##### DATASET CONTENT
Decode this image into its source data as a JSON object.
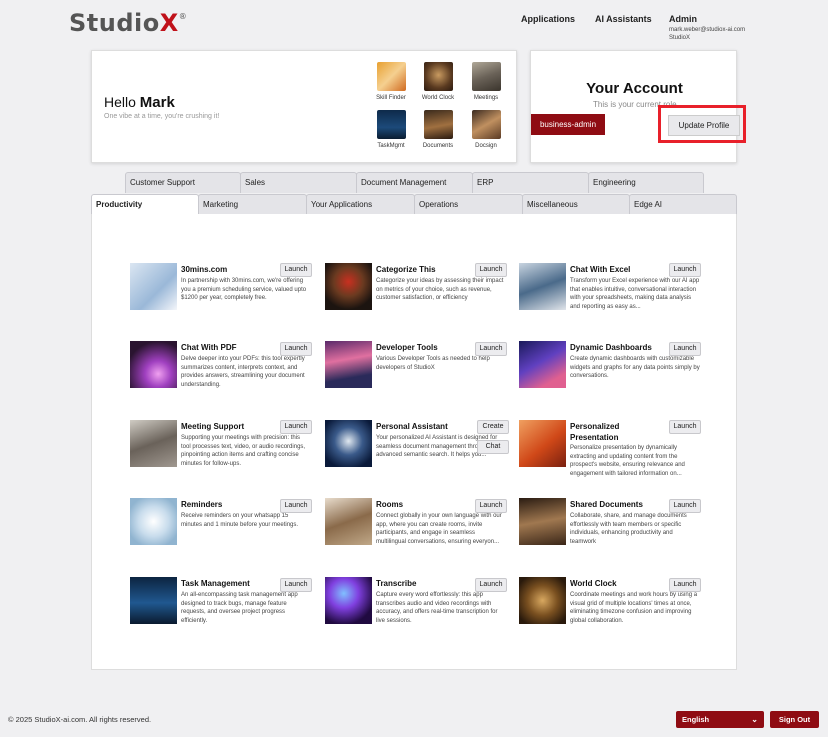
{
  "header": {
    "logo_main": "Studio",
    "logo_x": "X",
    "logo_reg": "®",
    "nav": {
      "applications": "Applications",
      "ai_assistants": "AI Assistants",
      "admin": "Admin",
      "email": "mark.weber@studiox-ai.com",
      "org": "StudioX"
    }
  },
  "hello": {
    "greeting": "Hello",
    "name": "Mark",
    "subtitle": "One vibe at a time, you're crushing it!",
    "quick_apps": [
      "Skill Finder",
      "World Clock",
      "Meetings",
      "TaskMgmt",
      "Documents",
      "Docsign"
    ]
  },
  "account": {
    "title": "Your Account",
    "subtitle": "This is your current role",
    "role": "business-admin",
    "update_label": "Update Profile"
  },
  "tabs_row1": [
    "Customer Support",
    "Sales",
    "Document Management",
    "ERP",
    "Engineering"
  ],
  "tabs_row2": [
    "Productivity",
    "Marketing",
    "Your Applications",
    "Operations",
    "Miscellaneous",
    "Edge AI"
  ],
  "apps": [
    {
      "name": "30mins.com",
      "desc": "In partnership with 30mins.com, we're offering you a premium scheduling service, valued upto $1200 per year, completely free.",
      "buttons": [
        "Launch"
      ]
    },
    {
      "name": "Categorize This",
      "desc": "Categorize your ideas by assessing their impact on metrics of your choice, such as revenue, customer satisfaction, or efficiency",
      "buttons": [
        "Launch"
      ]
    },
    {
      "name": "Chat With Excel",
      "desc": "Transform your Excel experience with our AI app that enables intuitive, conversational interaction with your spreadsheets, making data analysis and reporting as easy as...",
      "buttons": [
        "Launch"
      ]
    },
    {
      "name": "Chat With PDF",
      "desc": "Delve deeper into your PDFs: this tool expertly summarizes content, interprets context, and provides answers, streamlining your document understanding.",
      "buttons": [
        "Launch"
      ]
    },
    {
      "name": "Developer Tools",
      "desc": "Various Developer Tools as needed to help developers of StudioX",
      "buttons": [
        "Launch"
      ]
    },
    {
      "name": "Dynamic Dashboards",
      "desc": "Create dynamic dashboards with customizable widgets and graphs for any data points simply by conversations.",
      "buttons": [
        "Launch"
      ]
    },
    {
      "name": "Meeting Support",
      "desc": "Supporting your meetings with precision: this tool processes text, video, or audio recordings, pinpointing action items and crafting concise minutes for follow-ups.",
      "buttons": [
        "Launch"
      ]
    },
    {
      "name": "Personal Assistant",
      "desc": "Your personalized AI Assistant is designed for seamless document management through advanced semantic search. It helps you...",
      "buttons": [
        "Create",
        "Chat"
      ]
    },
    {
      "name": "Personalized Presentation",
      "desc": "Personalize presentation by dynamically extracting and updating content from the prospect's website, ensuring relevance and engagement with tailored information on...",
      "buttons": [
        "Launch"
      ]
    },
    {
      "name": "Reminders",
      "desc": "Receive reminders on your whatsapp 15 minutes and 1 minute before your meetings.",
      "buttons": [
        "Launch"
      ]
    },
    {
      "name": "Rooms",
      "desc": "Connect globally in your own language with our app, where you can create rooms, invite participants, and engage in seamless multilingual conversations, ensuring everyon...",
      "buttons": [
        "Launch"
      ]
    },
    {
      "name": "Shared Documents",
      "desc": "Collaborate, share, and manage documents effortlessly with team members or specific individuals, enhancing productivity and teamwork",
      "buttons": [
        "Launch"
      ]
    },
    {
      "name": "Task Management",
      "desc": "An all-encompassing task management app designed to track bugs, manage feature requests, and oversee project progress efficiently.",
      "buttons": [
        "Launch"
      ]
    },
    {
      "name": "Transcribe",
      "desc": "Capture every word effortlessly: this app transcribes audio and video recordings with accuracy, and offers real-time transcription for live sessions.",
      "buttons": [
        "Launch"
      ]
    },
    {
      "name": "World Clock",
      "desc": "Coordinate meetings and work hours by using a visual grid of multiple locations' times at once, eliminating timezone confusion and improving global collaboration.",
      "buttons": [
        "Launch"
      ]
    }
  ],
  "footer": {
    "copyright": "© 2025 StudioX-ai.com.  All rights reserved.",
    "language": "English",
    "caret": "⌄",
    "signout": "Sign Out"
  }
}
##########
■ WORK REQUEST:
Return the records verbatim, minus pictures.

■ SOLVED PROBLEM:
Decode this image into its source data as a JSON object.
{
  "header": {
    "logo_main": "Studio",
    "logo_x": "X",
    "logo_reg": "®",
    "nav": {
      "applications": "Applications",
      "ai_assistants": "AI Assistants",
      "admin": "Admin",
      "email": "mark.weber@studiox-ai.com",
      "org": "StudioX"
    }
  },
  "hello": {
    "greeting": "Hello",
    "name": "Mark",
    "subtitle": "One vibe at a time, you're crushing it!",
    "quick_apps": [
      "Skill Finder",
      "World Clock",
      "Meetings",
      "TaskMgmt",
      "Documents",
      "Docsign"
    ]
  },
  "account": {
    "title": "Your Account",
    "subtitle": "This is your current role",
    "role": "business-admin",
    "update_label": "Update Profile"
  },
  "tabs_row1": [
    "Customer Support",
    "Sales",
    "Document Management",
    "ERP",
    "Engineering"
  ],
  "tabs_row2": [
    "Productivity",
    "Marketing",
    "Your Applications",
    "Operations",
    "Miscellaneous",
    "Edge AI"
  ],
  "apps": [
    {
      "name": "30mins.com",
      "desc": "In partnership with 30mins.com, we're offering you a premium scheduling service, valued upto $1200 per year, completely free.",
      "buttons": [
        "Launch"
      ]
    },
    {
      "name": "Categorize This",
      "desc": "Categorize your ideas by assessing their impact on metrics of your choice, such as revenue, customer satisfaction, or efficiency",
      "buttons": [
        "Launch"
      ]
    },
    {
      "name": "Chat With Excel",
      "desc": "Transform your Excel experience with our AI app that enables intuitive, conversational interaction with your spreadsheets, making data analysis and reporting as easy as...",
      "buttons": [
        "Launch"
      ]
    },
    {
      "name": "Chat With PDF",
      "desc": "Delve deeper into your PDFs: this tool expertly summarizes content, interprets context, and provides answers, streamlining your document understanding.",
      "buttons": [
        "Launch"
      ]
    },
    {
      "name": "Developer Tools",
      "desc": "Various Developer Tools as needed to help developers of StudioX",
      "buttons": [
        "Launch"
      ]
    },
    {
      "name": "Dynamic Dashboards",
      "desc": "Create dynamic dashboards with customizable widgets and graphs for any data points simply by conversations.",
      "buttons": [
        "Launch"
      ]
    },
    {
      "name": "Meeting Support",
      "desc": "Supporting your meetings with precision: this tool processes text, video, or audio recordings, pinpointing action items and crafting concise minutes for follow-ups.",
      "buttons": [
        "Launch"
      ]
    },
    {
      "name": "Personal Assistant",
      "desc": "Your personalized AI Assistant is designed for seamless document management through advanced semantic search. It helps you...",
      "buttons": [
        "Create",
        "Chat"
      ]
    },
    {
      "name": "Personalized Presentation",
      "desc": "Personalize presentation by dynamically extracting and updating content from the prospect's website, ensuring relevance and engagement with tailored information on...",
      "buttons": [
        "Launch"
      ]
    },
    {
      "name": "Reminders",
      "desc": "Receive reminders on your whatsapp 15 minutes and 1 minute before your meetings.",
      "buttons": [
        "Launch"
      ]
    },
    {
      "name": "Rooms",
      "desc": "Connect globally in your own language with our app, where you can create rooms, invite participants, and engage in seamless multilingual conversations, ensuring everyon...",
      "buttons": [
        "Launch"
      ]
    },
    {
      "name": "Shared Documents",
      "desc": "Collaborate, share, and manage documents effortlessly with team members or specific individuals, enhancing productivity and teamwork",
      "buttons": [
        "Launch"
      ]
    },
    {
      "name": "Task Management",
      "desc": "An all-encompassing task management app designed to track bugs, manage feature requests, and oversee project progress efficiently.",
      "buttons": [
        "Launch"
      ]
    },
    {
      "name": "Transcribe",
      "desc": "Capture every word effortlessly: this app transcribes audio and video recordings with accuracy, and offers real-time transcription for live sessions.",
      "buttons": [
        "Launch"
      ]
    },
    {
      "name": "World Clock",
      "desc": "Coordinate meetings and work hours by using a visual grid of multiple locations' times at once, eliminating timezone confusion and improving global collaboration.",
      "buttons": [
        "Launch"
      ]
    }
  ],
  "footer": {
    "copyright": "© 2025 StudioX-ai.com.  All rights reserved.",
    "language": "English",
    "caret": "⌄",
    "signout": "Sign Out"
  }
}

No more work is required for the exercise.